- Establishing policies and procedures about who resource owners are can put users at ease in the event of a spear phishing email or even a vishing call. If the user knows who to expect specific requests from, they may be less likely to share information or do tasks they weren’t expecting to be requested of them from that person.
- Conduct phishing exercises to track progress and verify that your users are learning effectively. There are platforms available to simulate a phishing attack. Conducting these exercises allows you to set a benchmark and track your results over time to show success or areas of improvement.
While training helps, it isn’t a silver bullet. When a user clicks on a link and potentially has their password compromised, multifactor authentication (MFA) can prevent the entire account from being compromised. MFA can be in the form of an SMS text message, push-button notifications, an authentication app, or a physical token with a changing code. Many organizations use Office365. Use this document to help you get started setting up multifactor authentication in O365.
One of the best steps you can take to assess your risk is to understand your internet presence and that of your users. This will help identify vulnerabilities to remedy and will allow you to see what the attackers are likely able to see. With this knowledge, you will be able to protect your organization better.
There are many ways to go about this and tools available to do this, but we recommend using Discover. Discover is a tool that uses several other tools to perform various reconnaissance searches. It will search social media sites, multiple search engines, DNS lookups, and several other valuable sources of information to see what is publicly available about the specific company name and the company’s domain. Types of information it finds can include emails, employee names and job titles, files hosted on the domain searched, subdomains, and more.
Identify and Disclose Incoming External Emails
Another valuable tool in your phishing prevention toolbox is giving your users the immediate ability to easily recognize when an email originated outside of your organization. You can add a statement at the top of all incoming external emails stating that they came from outside of your organization.
This helps users know when they are viewing potentially malicious emails. This is especially helpful when attackers attempt to appear as though they are a colleague; the notice will quickly alert the recipient that the sender is not who they claim to be.
This blog was contributed by FRSecure. FRSecure is a full-service information security management company that protects sensitive, confidential business information from unauthorized access, disclosure, distribution, and destruction. View our free cybersecurity webinar with FRSecure here. Learn more about phishing and cybersecurity by signing up for Choice’s Taking Care of Business Webinar email list, here.

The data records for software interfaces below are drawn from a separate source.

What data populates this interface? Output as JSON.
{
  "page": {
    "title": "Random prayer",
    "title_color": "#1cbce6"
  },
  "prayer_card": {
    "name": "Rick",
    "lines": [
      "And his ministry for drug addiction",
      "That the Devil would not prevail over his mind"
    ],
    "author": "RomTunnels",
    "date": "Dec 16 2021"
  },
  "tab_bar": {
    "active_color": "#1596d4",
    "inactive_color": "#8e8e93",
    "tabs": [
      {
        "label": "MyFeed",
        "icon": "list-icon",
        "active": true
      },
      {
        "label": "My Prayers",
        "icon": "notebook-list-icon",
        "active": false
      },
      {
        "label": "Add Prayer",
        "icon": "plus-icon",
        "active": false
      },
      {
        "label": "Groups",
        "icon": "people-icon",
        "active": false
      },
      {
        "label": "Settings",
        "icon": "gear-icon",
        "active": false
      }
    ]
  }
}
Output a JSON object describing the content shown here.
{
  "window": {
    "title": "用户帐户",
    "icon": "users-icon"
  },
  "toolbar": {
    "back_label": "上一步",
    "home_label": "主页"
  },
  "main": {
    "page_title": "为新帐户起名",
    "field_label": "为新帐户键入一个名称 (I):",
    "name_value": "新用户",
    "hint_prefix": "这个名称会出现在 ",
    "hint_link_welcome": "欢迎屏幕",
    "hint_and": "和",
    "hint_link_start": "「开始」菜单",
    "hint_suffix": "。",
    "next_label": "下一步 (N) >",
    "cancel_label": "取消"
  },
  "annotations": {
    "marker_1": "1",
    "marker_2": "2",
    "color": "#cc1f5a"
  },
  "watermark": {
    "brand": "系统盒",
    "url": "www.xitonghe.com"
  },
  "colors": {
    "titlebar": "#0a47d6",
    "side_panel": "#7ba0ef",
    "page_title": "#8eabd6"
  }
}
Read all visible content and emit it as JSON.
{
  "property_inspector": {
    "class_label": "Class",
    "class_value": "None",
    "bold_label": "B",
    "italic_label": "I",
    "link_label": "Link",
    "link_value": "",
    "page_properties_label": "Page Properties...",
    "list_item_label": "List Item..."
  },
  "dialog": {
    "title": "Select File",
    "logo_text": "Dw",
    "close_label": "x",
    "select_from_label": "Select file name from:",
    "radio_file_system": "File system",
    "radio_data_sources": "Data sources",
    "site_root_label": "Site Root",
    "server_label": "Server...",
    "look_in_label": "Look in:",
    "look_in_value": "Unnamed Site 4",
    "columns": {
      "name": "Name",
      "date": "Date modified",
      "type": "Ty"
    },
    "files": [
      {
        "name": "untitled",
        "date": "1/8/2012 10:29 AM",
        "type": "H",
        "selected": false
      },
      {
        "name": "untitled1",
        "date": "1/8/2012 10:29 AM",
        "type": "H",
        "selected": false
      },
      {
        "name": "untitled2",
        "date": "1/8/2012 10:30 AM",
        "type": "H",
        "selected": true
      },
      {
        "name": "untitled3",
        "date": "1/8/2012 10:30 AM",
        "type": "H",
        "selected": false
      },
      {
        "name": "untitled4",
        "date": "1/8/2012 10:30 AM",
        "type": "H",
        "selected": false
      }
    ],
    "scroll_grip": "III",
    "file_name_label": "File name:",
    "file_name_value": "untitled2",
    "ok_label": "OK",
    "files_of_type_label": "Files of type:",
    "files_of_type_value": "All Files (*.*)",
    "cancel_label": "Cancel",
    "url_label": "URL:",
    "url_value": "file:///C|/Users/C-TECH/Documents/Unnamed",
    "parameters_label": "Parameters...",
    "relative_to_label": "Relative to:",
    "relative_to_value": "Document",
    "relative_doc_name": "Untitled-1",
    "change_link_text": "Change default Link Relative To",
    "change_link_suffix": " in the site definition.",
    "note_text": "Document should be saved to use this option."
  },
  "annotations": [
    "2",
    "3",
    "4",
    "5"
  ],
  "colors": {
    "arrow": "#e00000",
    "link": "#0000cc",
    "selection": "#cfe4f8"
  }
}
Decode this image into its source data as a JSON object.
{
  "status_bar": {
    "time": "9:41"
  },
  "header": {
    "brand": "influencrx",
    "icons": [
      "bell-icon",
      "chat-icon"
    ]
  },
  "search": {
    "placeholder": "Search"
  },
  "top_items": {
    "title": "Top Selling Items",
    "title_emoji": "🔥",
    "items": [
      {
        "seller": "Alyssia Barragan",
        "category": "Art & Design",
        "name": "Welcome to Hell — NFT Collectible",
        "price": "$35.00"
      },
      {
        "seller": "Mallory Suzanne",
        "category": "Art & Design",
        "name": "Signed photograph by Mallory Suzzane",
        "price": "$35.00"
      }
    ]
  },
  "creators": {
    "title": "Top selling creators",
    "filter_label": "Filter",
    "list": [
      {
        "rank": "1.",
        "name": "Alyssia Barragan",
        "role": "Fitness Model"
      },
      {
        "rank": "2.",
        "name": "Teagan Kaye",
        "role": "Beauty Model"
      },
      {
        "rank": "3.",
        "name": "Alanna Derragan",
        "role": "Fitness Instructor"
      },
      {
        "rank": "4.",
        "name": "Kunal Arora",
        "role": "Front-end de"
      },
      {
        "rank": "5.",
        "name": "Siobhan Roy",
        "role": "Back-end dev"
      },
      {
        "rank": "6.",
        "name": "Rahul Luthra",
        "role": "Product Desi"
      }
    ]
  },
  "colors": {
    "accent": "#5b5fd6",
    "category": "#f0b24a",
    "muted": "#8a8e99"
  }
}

Being in the know is the first step to protecting yourself and your business from cyber fraud. Choice Bank is committed to providing you with up-to-date resources and tips to help you stay informed. Learn more at bankwithchoice.com/cybersecurity.